** RECORDS TO PROCESS follows **
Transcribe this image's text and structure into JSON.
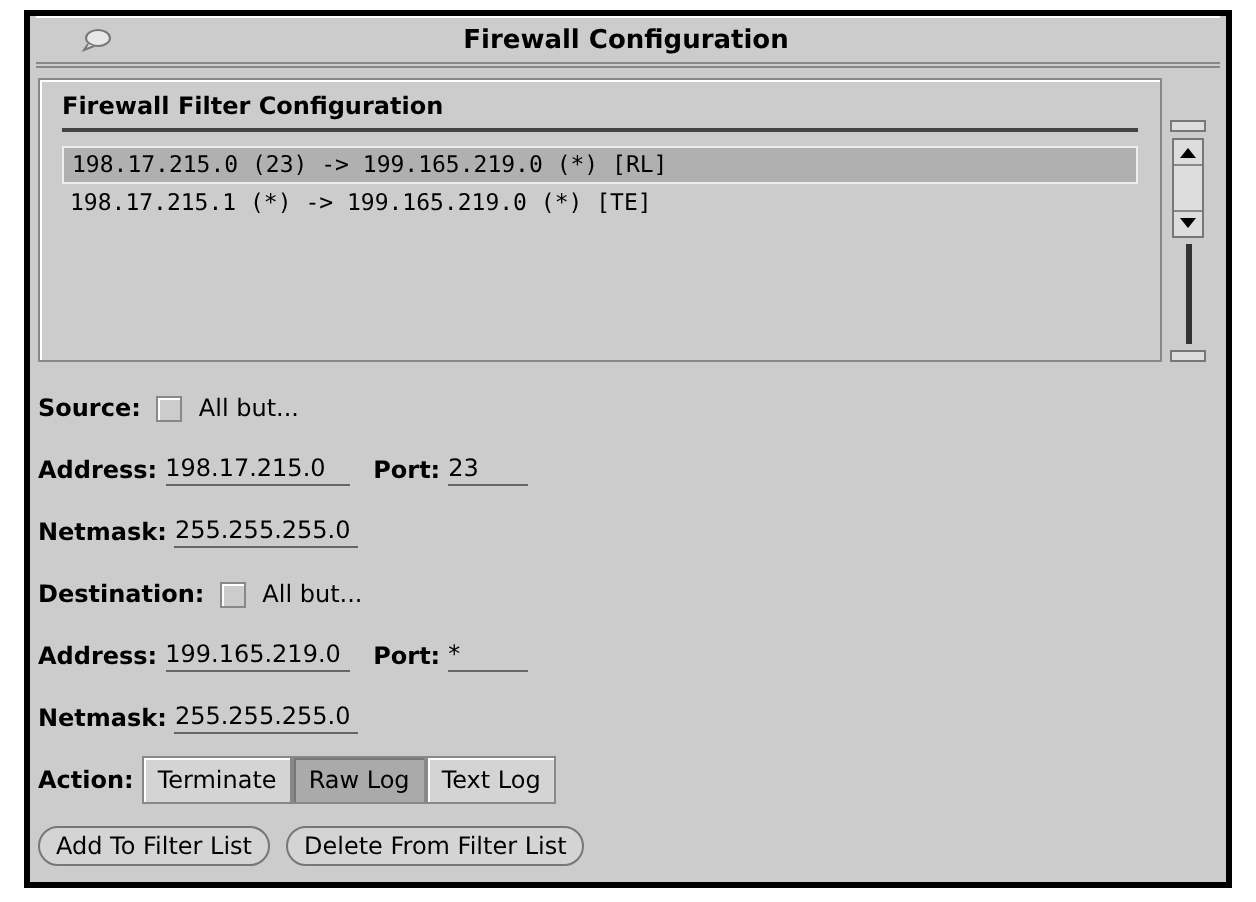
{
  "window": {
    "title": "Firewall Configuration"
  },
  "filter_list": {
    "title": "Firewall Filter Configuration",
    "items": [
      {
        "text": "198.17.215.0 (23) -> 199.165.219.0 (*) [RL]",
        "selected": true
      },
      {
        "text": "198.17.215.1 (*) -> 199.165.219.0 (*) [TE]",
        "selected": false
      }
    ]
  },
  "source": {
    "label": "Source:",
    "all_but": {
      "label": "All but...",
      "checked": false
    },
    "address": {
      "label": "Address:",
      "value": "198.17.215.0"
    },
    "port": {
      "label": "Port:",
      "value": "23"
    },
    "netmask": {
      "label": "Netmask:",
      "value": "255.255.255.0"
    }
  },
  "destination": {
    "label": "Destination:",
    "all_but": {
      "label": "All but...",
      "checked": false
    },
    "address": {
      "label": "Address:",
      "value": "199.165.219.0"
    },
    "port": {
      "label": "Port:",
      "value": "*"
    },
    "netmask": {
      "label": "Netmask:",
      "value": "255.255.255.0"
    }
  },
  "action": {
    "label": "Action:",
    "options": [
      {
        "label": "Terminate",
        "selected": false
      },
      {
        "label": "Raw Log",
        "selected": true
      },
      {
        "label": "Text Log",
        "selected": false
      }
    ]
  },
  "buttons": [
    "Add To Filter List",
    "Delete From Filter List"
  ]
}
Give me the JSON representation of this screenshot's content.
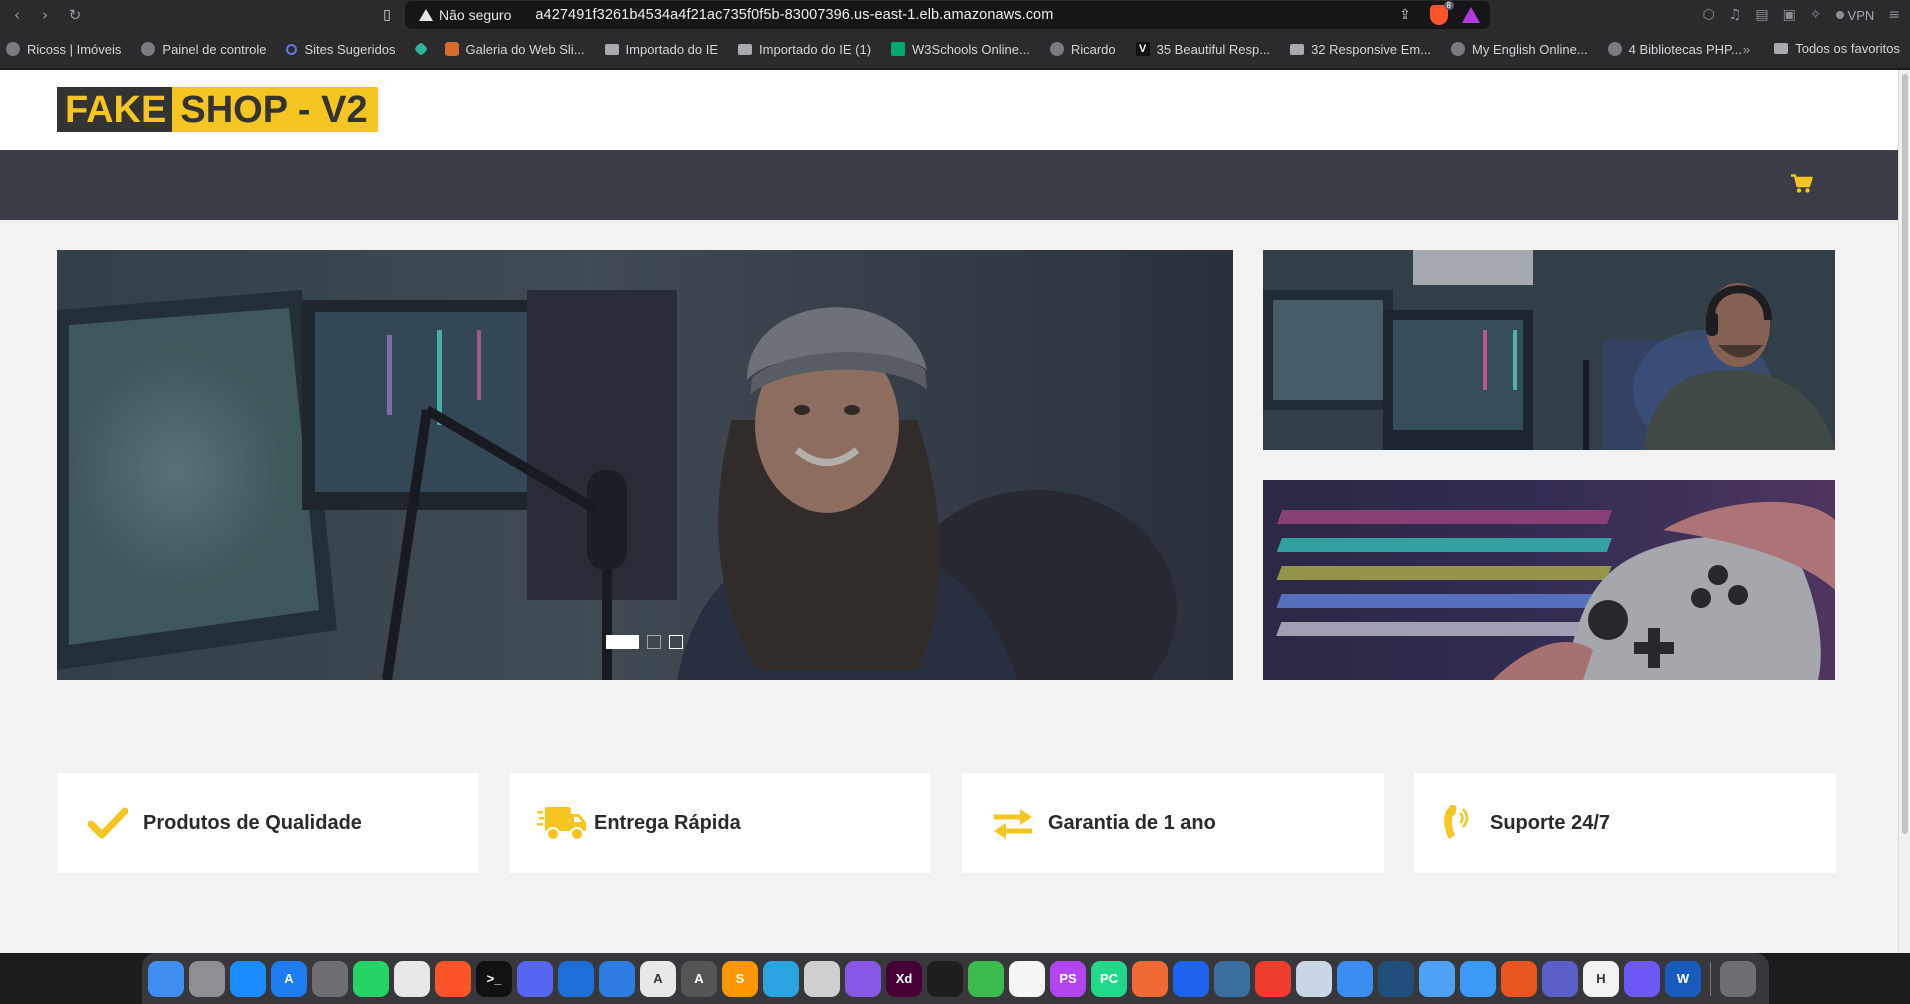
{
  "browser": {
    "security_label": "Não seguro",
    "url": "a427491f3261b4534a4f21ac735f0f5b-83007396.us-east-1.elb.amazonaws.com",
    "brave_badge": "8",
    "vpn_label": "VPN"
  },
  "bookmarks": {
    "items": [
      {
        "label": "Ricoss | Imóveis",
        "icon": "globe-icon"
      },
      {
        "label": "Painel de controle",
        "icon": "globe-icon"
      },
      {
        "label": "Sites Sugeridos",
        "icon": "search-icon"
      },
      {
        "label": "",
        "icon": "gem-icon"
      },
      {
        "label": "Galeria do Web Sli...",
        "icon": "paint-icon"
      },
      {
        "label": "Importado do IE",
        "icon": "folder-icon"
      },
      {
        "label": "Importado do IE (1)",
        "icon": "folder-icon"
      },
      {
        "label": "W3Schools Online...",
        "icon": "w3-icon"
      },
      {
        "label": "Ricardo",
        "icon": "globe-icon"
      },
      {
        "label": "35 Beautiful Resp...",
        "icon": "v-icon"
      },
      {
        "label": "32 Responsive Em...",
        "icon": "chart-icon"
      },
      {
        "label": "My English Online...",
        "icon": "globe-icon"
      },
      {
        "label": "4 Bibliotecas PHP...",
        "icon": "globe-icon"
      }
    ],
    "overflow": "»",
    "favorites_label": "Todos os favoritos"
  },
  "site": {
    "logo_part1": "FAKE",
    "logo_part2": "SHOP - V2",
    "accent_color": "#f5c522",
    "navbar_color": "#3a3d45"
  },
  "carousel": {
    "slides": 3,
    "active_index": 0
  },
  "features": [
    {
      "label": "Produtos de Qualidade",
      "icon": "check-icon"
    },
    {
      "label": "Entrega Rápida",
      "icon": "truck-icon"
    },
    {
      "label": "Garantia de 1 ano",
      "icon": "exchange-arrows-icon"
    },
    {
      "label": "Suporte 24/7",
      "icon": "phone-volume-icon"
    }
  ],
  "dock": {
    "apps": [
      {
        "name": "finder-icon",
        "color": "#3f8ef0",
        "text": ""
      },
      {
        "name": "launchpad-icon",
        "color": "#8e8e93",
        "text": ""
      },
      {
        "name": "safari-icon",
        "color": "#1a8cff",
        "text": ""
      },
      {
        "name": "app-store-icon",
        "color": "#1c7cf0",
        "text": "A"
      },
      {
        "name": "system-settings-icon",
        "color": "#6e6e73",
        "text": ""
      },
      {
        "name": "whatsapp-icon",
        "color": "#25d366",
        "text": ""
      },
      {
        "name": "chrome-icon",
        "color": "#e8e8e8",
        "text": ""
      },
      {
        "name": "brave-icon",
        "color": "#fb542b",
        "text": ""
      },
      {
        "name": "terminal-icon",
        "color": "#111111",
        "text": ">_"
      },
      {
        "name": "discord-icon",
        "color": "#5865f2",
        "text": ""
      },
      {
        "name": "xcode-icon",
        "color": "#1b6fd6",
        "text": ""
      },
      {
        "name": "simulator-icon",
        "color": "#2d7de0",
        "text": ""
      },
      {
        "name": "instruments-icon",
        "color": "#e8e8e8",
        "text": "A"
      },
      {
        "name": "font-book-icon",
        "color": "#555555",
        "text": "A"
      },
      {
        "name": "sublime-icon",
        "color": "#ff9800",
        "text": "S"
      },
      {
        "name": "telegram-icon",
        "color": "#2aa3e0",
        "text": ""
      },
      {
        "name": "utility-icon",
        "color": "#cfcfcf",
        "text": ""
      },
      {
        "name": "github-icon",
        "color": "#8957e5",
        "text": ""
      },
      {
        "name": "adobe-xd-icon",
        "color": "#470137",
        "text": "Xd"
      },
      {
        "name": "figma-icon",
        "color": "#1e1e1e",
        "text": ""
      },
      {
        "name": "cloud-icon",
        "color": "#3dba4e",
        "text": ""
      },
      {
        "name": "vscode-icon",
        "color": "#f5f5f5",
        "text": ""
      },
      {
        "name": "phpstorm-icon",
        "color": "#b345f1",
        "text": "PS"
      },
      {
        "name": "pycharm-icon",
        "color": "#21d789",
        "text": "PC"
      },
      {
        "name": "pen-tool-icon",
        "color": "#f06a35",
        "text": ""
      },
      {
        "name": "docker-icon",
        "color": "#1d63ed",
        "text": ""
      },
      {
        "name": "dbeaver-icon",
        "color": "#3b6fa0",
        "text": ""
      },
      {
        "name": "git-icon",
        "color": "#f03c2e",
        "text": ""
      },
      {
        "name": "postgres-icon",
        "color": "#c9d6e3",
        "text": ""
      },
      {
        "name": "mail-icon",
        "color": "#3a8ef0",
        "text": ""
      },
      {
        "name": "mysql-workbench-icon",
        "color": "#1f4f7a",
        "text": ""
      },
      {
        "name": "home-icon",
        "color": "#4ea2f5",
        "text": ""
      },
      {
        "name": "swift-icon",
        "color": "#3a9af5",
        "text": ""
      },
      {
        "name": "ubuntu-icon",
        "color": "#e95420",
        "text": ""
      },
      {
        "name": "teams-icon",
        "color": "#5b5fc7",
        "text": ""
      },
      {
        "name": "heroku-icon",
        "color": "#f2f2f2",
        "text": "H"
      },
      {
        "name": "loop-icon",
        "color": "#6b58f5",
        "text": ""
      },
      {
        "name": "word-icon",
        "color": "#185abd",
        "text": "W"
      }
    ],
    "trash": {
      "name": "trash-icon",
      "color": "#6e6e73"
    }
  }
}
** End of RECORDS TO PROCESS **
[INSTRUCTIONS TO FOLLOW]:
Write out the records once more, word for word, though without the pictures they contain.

[RESULT]:
Transcribe this image's text and structure into JSON.
{
  "window": {
    "title": "Firewall Configuration"
  },
  "filter_list": {
    "title": "Firewall Filter Configuration",
    "items": [
      {
        "text": "198.17.215.0 (23) -> 199.165.219.0 (*) [RL]",
        "selected": true
      },
      {
        "text": "198.17.215.1 (*) -> 199.165.219.0 (*) [TE]",
        "selected": false
      }
    ]
  },
  "source": {
    "label": "Source:",
    "all_but": {
      "label": "All but...",
      "checked": false
    },
    "address": {
      "label": "Address:",
      "value": "198.17.215.0"
    },
    "port": {
      "label": "Port:",
      "value": "23"
    },
    "netmask": {
      "label": "Netmask:",
      "value": "255.255.255.0"
    }
  },
  "destination": {
    "label": "Destination:",
    "all_but": {
      "label": "All but...",
      "checked": false
    },
    "address": {
      "label": "Address:",
      "value": "199.165.219.0"
    },
    "port": {
      "label": "Port:",
      "value": "*"
    },
    "netmask": {
      "label": "Netmask:",
      "value": "255.255.255.0"
    }
  },
  "action": {
    "label": "Action:",
    "options": [
      {
        "label": "Terminate",
        "selected": false
      },
      {
        "label": "Raw Log",
        "selected": true
      },
      {
        "label": "Text Log",
        "selected": false
      }
    ]
  },
  "buttons": [
    "Add To Filter List",
    "Delete From Filter List"
  ]
}
Give me the JSON representation of this screenshot's content.
{
  "browser": {
    "security_label": "Não seguro",
    "url": "a427491f3261b4534a4f21ac735f0f5b-83007396.us-east-1.elb.amazonaws.com",
    "brave_badge": "8",
    "vpn_label": "VPN"
  },
  "bookmarks": {
    "items": [
      {
        "label": "Ricoss | Imóveis",
        "icon": "globe-icon"
      },
      {
        "label": "Painel de controle",
        "icon": "globe-icon"
      },
      {
        "label": "Sites Sugeridos",
        "icon": "search-icon"
      },
      {
        "label": "",
        "icon": "gem-icon"
      },
      {
        "label": "Galeria do Web Sli...",
        "icon": "paint-icon"
      },
      {
        "label": "Importado do IE",
        "icon": "folder-icon"
      },
      {
        "label": "Importado do IE (1)",
        "icon": "folder-icon"
      },
      {
        "label": "W3Schools Online...",
        "icon": "w3-icon"
      },
      {
        "label": "Ricardo",
        "icon": "globe-icon"
      },
      {
        "label": "35 Beautiful Resp...",
        "icon": "v-icon"
      },
      {
        "label": "32 Responsive Em...",
        "icon": "chart-icon"
      },
      {
        "label": "My English Online...",
        "icon": "globe-icon"
      },
      {
        "label": "4 Bibliotecas PHP...",
        "icon": "globe-icon"
      }
    ],
    "overflow": "»",
    "favorites_label": "Todos os favoritos"
  },
  "site": {
    "logo_part1": "FAKE",
    "logo_part2": "SHOP - V2",
    "accent_color": "#f5c522",
    "navbar_color": "#3a3d45"
  },
  "carousel": {
    "slides": 3,
    "active_index": 0
  },
  "features": [
    {
      "label": "Produtos de Qualidade",
      "icon": "check-icon"
    },
    {
      "label": "Entrega Rápida",
      "icon": "truck-icon"
    },
    {
      "label": "Garantia de 1 ano",
      "icon": "exchange-arrows-icon"
    },
    {
      "label": "Suporte 24/7",
      "icon": "phone-volume-icon"
    }
  ],
  "dock": {
    "apps": [
      {
        "name": "finder-icon",
        "color": "#3f8ef0",
        "text": ""
      },
      {
        "name": "launchpad-icon",
        "color": "#8e8e93",
        "text": ""
      },
      {
        "name": "safari-icon",
        "color": "#1a8cff",
        "text": ""
      },
      {
        "name": "app-store-icon",
        "color": "#1c7cf0",
        "text": "A"
      },
      {
        "name": "system-settings-icon",
        "color": "#6e6e73",
        "text": ""
      },
      {
        "name": "whatsapp-icon",
        "color": "#25d366",
        "text": ""
      },
      {
        "name": "chrome-icon",
        "color": "#e8e8e8",
        "text": ""
      },
      {
        "name": "brave-icon",
        "color": "#fb542b",
        "text": ""
      },
      {
        "name": "terminal-icon",
        "color": "#111111",
        "text": ">_"
      },
      {
        "name": "discord-icon",
        "color": "#5865f2",
        "text": ""
      },
      {
        "name": "xcode-icon",
        "color": "#1b6fd6",
        "text": ""
      },
      {
        "name": "simulator-icon",
        "color": "#2d7de0",
        "text": ""
      },
      {
        "name": "instruments-icon",
        "color": "#e8e8e8",
        "text": "A"
      },
      {
        "name": "font-book-icon",
        "color": "#555555",
        "text": "A"
      },
      {
        "name": "sublime-icon",
        "color": "#ff9800",
        "text": "S"
      },
      {
        "name": "telegram-icon",
        "color": "#2aa3e0",
        "text": ""
      },
      {
        "name": "utility-icon",
        "color": "#cfcfcf",
        "text": ""
      },
      {
        "name": "github-icon",
        "color": "#8957e5",
        "text": ""
      },
      {
        "name": "adobe-xd-icon",
        "color": "#470137",
        "text": "Xd"
      },
      {
        "name": "figma-icon",
        "color": "#1e1e1e",
        "text": ""
      },
      {
        "name": "cloud-icon",
        "color": "#3dba4e",
        "text": ""
      },
      {
        "name": "vscode-icon",
        "color": "#f5f5f5",
        "text": ""
      },
      {
        "name": "phpstorm-icon",
        "color": "#b345f1",
        "text": "PS"
      },
      {
        "name": "pycharm-icon",
        "color": "#21d789",
        "text": "PC"
      },
      {
        "name": "pen-tool-icon",
        "color": "#f06a35",
        "text": ""
      },
      {
        "name": "docker-icon",
        "color": "#1d63ed",
        "text": ""
      },
      {
        "name": "dbeaver-icon",
        "color": "#3b6fa0",
        "text": ""
      },
      {
        "name": "git-icon",
        "color": "#f03c2e",
        "text": ""
      },
      {
        "name": "postgres-icon",
        "color": "#c9d6e3",
        "text": ""
      },
      {
        "name": "mail-icon",
        "color": "#3a8ef0",
        "text": ""
      },
      {
        "name": "mysql-workbench-icon",
        "color": "#1f4f7a",
        "text": ""
      },
      {
        "name": "home-icon",
        "color": "#4ea2f5",
        "text": ""
      },
      {
        "name": "swift-icon",
        "color": "#3a9af5",
        "text": ""
      },
      {
        "name": "ubuntu-icon",
        "color": "#e95420",
        "text": ""
      },
      {
        "name": "teams-icon",
        "color": "#5b5fc7",
        "text": ""
      },
      {
        "name": "heroku-icon",
        "color": "#f2f2f2",
        "text": "H"
      },
      {
        "name": "loop-icon",
        "color": "#6b58f5",
        "text": ""
      },
      {
        "name": "word-icon",
        "color": "#185abd",
        "text": "W"
      }
    ],
    "trash": {
      "name": "trash-icon",
      "color": "#6e6e73"
    }
  }
}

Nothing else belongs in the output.